**YOUR GOAL**.
Output every record word for word.

**EXERCISE DATA**.
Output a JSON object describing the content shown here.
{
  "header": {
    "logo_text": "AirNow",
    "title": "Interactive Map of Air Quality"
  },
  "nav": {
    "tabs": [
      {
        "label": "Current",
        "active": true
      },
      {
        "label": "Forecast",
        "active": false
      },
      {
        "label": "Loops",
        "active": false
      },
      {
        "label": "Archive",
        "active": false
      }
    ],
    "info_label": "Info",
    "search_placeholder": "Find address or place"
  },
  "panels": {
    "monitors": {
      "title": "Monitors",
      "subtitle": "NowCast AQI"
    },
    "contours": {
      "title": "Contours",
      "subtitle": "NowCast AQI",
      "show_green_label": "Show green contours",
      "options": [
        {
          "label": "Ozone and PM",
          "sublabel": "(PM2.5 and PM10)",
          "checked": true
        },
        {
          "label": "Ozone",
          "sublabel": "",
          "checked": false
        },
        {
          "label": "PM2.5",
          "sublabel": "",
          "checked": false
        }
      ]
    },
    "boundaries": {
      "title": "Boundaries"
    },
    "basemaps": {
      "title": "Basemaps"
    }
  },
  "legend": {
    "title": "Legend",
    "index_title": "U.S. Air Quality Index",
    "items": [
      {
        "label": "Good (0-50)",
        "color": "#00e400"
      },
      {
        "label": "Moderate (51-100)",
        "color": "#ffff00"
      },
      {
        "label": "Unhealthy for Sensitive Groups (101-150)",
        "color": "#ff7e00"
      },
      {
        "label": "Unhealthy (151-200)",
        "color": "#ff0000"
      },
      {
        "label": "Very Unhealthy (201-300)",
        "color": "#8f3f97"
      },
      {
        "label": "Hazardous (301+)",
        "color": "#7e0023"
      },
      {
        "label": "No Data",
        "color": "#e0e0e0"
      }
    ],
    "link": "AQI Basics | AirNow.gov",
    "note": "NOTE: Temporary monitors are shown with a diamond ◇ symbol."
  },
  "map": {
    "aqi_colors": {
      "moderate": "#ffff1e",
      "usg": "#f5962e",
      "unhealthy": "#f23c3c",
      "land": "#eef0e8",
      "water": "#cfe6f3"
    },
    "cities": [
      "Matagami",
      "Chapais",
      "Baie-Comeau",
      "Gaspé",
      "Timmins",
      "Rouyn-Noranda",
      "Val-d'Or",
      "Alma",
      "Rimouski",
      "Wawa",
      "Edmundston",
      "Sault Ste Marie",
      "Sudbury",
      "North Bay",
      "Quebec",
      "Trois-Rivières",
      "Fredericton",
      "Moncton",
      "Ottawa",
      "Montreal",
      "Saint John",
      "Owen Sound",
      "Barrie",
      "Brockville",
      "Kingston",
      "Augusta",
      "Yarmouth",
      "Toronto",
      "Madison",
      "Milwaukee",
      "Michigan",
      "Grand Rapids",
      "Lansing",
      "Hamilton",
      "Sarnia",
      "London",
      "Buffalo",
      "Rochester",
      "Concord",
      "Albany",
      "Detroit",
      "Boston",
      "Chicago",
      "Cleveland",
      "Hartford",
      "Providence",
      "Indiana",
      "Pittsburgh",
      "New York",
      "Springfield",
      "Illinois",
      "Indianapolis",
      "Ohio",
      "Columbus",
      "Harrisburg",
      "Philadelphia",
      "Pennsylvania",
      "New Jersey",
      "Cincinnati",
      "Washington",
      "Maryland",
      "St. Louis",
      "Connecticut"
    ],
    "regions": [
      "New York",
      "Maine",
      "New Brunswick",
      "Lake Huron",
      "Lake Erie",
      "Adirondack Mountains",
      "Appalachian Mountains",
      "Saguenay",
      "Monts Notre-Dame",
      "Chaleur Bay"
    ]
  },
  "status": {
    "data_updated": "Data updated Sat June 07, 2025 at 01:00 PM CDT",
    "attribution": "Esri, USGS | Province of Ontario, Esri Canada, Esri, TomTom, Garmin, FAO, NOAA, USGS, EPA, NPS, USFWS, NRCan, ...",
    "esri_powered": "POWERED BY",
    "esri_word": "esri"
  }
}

**RESULT OF THIS EXERCISE**.
Output a JSON object describing the content shown here.
{
  "header": {
    "logo_text": "AirNow",
    "title": "Interactive Map of Air Quality"
  },
  "nav": {
    "tabs": [
      {
        "label": "Current",
        "active": true
      },
      {
        "label": "Forecast",
        "active": false
      },
      {
        "label": "Loops",
        "active": false
      },
      {
        "label": "Archive",
        "active": false
      }
    ],
    "info_label": "Info",
    "search_placeholder": "Find address or place"
  },
  "panels": {
    "monitors": {
      "title": "Monitors",
      "subtitle": "NowCast AQI"
    },
    "contours": {
      "title": "Contours",
      "subtitle": "NowCast AQI",
      "show_green_label": "Show green contours",
      "options": [
        {
          "label": "Ozone and PM",
          "sublabel": "(PM2.5 and PM10)",
          "checked": true
        },
        {
          "label": "Ozone",
          "sublabel": "",
          "checked": false
        },
        {
          "label": "PM2.5",
          "sublabel": "",
          "checked": false
        }
      ]
    },
    "boundaries": {
      "title": "Boundaries"
    },
    "basemaps": {
      "title": "Basemaps"
    }
  },
  "legend": {
    "title": "Legend",
    "index_title": "U.S. Air Quality Index",
    "items": [
      {
        "label": "Good (0-50)",
        "color": "#00e400"
      },
      {
        "label": "Moderate (51-100)",
        "color": "#ffff00"
      },
      {
        "label": "Unhealthy for Sensitive Groups (101-150)",
        "color": "#ff7e00"
      },
      {
        "label": "Unhealthy (151-200)",
        "color": "#ff0000"
      },
      {
        "label": "Very Unhealthy (201-300)",
        "color": "#8f3f97"
      },
      {
        "label": "Hazardous (301+)",
        "color": "#7e0023"
      },
      {
        "label": "No Data",
        "color": "#e0e0e0"
      }
    ],
    "link": "AQI Basics | AirNow.gov",
    "note": "NOTE: Temporary monitors are shown with a diamond ◇ symbol."
  },
  "map": {
    "aqi_colors": {
      "moderate": "#ffff1e",
      "usg": "#f5962e",
      "unhealthy": "#f23c3c",
      "land": "#eef0e8",
      "water": "#cfe6f3"
    },
    "cities": [
      "Matagami",
      "Chapais",
      "Baie-Comeau",
      "Gaspé",
      "Timmins",
      "Rouyn-Noranda",
      "Val-d'Or",
      "Alma",
      "Rimouski",
      "Wawa",
      "Edmundston",
      "Sault Ste Marie",
      "Sudbury",
      "North Bay",
      "Quebec",
      "Trois-Rivières",
      "Fredericton",
      "Moncton",
      "Ottawa",
      "Montreal",
      "Saint John",
      "Owen Sound",
      "Barrie",
      "Brockville",
      "Kingston",
      "Augusta",
      "Yarmouth",
      "Toronto",
      "Madison",
      "Milwaukee",
      "Michigan",
      "Grand Rapids",
      "Lansing",
      "Hamilton",
      "Sarnia",
      "London",
      "Buffalo",
      "Rochester",
      "Concord",
      "Albany",
      "Detroit",
      "Boston",
      "Chicago",
      "Cleveland",
      "Hartford",
      "Providence",
      "Indiana",
      "Pittsburgh",
      "New York",
      "Springfield",
      "Illinois",
      "Indianapolis",
      "Ohio",
      "Columbus",
      "Harrisburg",
      "Philadelphia",
      "Pennsylvania",
      "New Jersey",
      "Cincinnati",
      "Washington",
      "Maryland",
      "St. Louis",
      "Connecticut"
    ],
    "regions": [
      "New York",
      "Maine",
      "New Brunswick",
      "Lake Huron",
      "Lake Erie",
      "Adirondack Mountains",
      "Appalachian Mountains",
      "Saguenay",
      "Monts Notre-Dame",
      "Chaleur Bay"
    ]
  },
  "status": {
    "data_updated": "Data updated Sat June 07, 2025 at 01:00 PM CDT",
    "attribution": "Esri, USGS | Province of Ontario, Esri Canada, Esri, TomTom, Garmin, FAO, NOAA, USGS, EPA, NPS, USFWS, NRCan, ...",
    "esri_powered": "POWERED BY",
    "esri_word": "esri"
  }
}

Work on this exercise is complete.